> **Given records**

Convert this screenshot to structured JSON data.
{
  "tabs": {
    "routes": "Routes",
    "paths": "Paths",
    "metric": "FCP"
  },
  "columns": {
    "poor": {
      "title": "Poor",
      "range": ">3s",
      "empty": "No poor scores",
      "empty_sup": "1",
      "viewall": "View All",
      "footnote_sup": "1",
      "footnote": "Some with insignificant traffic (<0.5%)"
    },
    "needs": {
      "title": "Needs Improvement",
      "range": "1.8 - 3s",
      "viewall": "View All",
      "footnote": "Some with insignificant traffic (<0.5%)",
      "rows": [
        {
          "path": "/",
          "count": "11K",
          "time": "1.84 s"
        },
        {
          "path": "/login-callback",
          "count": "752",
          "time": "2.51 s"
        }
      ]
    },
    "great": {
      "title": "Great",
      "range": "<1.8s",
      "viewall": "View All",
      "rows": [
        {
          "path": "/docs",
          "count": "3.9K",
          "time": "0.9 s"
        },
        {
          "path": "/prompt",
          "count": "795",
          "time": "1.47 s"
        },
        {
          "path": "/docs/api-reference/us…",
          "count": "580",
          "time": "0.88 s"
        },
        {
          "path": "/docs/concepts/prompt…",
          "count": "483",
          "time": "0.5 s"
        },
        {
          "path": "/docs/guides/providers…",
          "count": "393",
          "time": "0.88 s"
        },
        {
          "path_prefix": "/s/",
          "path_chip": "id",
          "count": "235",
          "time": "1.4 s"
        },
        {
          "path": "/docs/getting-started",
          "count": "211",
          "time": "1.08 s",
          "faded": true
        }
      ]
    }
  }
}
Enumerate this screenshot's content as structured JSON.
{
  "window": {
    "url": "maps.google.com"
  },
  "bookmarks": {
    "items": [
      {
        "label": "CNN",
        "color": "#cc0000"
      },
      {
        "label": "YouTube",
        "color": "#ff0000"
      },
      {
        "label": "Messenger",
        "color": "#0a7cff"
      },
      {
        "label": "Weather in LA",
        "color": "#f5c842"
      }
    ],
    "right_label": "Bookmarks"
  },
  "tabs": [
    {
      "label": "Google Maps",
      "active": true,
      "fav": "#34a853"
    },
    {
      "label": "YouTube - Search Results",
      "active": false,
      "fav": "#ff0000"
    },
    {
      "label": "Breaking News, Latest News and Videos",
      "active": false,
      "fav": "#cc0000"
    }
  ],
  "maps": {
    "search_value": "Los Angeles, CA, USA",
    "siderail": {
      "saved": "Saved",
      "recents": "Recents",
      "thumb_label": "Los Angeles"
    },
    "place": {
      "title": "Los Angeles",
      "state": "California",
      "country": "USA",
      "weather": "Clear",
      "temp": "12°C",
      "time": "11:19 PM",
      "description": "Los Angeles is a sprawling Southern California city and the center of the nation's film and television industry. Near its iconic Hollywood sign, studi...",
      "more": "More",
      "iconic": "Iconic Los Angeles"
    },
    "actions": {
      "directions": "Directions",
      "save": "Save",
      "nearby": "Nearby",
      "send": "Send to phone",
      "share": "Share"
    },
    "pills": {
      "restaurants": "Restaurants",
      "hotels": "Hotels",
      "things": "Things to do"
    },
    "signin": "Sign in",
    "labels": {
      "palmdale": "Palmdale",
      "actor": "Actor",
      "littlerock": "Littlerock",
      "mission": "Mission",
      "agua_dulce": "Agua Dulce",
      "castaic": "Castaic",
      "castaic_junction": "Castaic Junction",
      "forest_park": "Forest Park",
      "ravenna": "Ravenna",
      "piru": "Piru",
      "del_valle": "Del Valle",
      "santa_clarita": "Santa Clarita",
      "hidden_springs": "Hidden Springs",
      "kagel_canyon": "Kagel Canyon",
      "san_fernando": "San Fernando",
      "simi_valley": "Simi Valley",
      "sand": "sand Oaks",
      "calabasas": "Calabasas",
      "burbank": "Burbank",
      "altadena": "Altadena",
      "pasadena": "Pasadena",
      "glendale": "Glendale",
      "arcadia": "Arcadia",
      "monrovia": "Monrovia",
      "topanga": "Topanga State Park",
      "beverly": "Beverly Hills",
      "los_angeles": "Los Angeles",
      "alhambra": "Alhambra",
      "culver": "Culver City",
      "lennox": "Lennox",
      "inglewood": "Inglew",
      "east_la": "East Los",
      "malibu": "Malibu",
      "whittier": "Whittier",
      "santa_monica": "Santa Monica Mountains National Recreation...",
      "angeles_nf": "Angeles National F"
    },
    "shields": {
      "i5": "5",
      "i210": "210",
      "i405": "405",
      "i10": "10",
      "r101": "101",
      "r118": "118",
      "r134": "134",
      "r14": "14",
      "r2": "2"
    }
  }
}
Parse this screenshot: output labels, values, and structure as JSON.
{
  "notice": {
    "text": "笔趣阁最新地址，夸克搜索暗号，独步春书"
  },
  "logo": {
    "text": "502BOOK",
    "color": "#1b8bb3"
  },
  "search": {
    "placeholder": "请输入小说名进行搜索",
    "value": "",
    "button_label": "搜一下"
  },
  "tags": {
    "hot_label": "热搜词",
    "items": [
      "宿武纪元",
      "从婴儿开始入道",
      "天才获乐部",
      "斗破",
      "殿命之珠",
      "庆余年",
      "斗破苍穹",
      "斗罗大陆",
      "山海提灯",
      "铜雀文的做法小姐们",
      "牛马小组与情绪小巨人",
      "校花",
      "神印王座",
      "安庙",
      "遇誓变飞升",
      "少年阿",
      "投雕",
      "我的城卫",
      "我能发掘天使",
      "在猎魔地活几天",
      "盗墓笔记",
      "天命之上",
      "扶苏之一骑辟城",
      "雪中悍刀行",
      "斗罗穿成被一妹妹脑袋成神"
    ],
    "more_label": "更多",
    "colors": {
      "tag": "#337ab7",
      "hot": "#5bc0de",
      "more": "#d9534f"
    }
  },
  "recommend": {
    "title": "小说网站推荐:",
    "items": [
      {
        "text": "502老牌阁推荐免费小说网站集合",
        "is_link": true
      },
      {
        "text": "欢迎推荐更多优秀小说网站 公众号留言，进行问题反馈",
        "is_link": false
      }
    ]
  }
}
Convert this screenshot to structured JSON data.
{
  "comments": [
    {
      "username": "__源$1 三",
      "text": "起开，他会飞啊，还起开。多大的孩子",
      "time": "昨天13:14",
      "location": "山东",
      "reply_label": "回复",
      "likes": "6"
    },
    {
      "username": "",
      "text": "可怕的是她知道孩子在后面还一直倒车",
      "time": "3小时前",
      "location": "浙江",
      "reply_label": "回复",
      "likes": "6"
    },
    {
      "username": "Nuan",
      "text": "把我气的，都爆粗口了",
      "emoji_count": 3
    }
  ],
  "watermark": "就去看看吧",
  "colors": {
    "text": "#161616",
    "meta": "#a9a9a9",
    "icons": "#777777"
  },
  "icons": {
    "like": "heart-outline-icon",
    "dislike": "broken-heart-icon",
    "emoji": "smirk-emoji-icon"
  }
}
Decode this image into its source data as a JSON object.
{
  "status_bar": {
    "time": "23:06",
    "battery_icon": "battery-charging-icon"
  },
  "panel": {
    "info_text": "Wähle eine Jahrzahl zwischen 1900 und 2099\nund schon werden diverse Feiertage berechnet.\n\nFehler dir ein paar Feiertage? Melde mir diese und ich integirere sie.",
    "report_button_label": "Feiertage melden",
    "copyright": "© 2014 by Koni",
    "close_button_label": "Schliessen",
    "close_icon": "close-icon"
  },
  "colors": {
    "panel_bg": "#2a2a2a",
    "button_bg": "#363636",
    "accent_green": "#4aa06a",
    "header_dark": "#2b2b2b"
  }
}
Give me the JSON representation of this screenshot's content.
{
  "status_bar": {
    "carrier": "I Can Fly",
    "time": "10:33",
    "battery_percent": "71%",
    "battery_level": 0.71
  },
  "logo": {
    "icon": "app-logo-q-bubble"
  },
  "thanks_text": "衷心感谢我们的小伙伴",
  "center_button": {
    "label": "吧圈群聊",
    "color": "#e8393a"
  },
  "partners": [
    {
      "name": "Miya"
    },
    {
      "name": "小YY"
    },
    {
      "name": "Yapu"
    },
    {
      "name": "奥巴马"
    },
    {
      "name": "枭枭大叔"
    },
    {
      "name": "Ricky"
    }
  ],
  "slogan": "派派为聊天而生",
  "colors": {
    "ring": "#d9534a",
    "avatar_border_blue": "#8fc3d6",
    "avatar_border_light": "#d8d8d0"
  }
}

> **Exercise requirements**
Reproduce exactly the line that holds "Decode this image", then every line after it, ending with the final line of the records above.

> **Exercise answer**
Decode this image into its source data as a JSON object.
{
  "status_bar": {
    "time": "23:06",
    "battery_icon": "battery-charging-icon"
  },
  "panel": {
    "info_text": "Wähle eine Jahrzahl zwischen 1900 und 2099\nund schon werden diverse Feiertage berechnet.\n\nFehler dir ein paar Feiertage? Melde mir diese und ich integirere sie.",
    "report_button_label": "Feiertage melden",
    "copyright": "© 2014 by Koni",
    "close_button_label": "Schliessen",
    "close_icon": "close-icon"
  },
  "colors": {
    "panel_bg": "#2a2a2a",
    "button_bg": "#363636",
    "accent_green": "#4aa06a",
    "header_dark": "#2b2b2b"
  }
}
Give me the JSON representation of this screenshot's content.
{
  "status_bar": {
    "carrier": "I Can Fly",
    "time": "10:33",
    "battery_percent": "71%",
    "battery_level": 0.71
  },
  "logo": {
    "icon": "app-logo-q-bubble"
  },
  "thanks_text": "衷心感谢我们的小伙伴",
  "center_button": {
    "label": "吧圈群聊",
    "color": "#e8393a"
  },
  "partners": [
    {
      "name": "Miya"
    },
    {
      "name": "小YY"
    },
    {
      "name": "Yapu"
    },
    {
      "name": "奥巴马"
    },
    {
      "name": "枭枭大叔"
    },
    {
      "name": "Ricky"
    }
  ],
  "slogan": "派派为聊天而生",
  "colors": {
    "ring": "#d9534a",
    "avatar_border_blue": "#8fc3d6",
    "avatar_border_light": "#d8d8d0"
  }
}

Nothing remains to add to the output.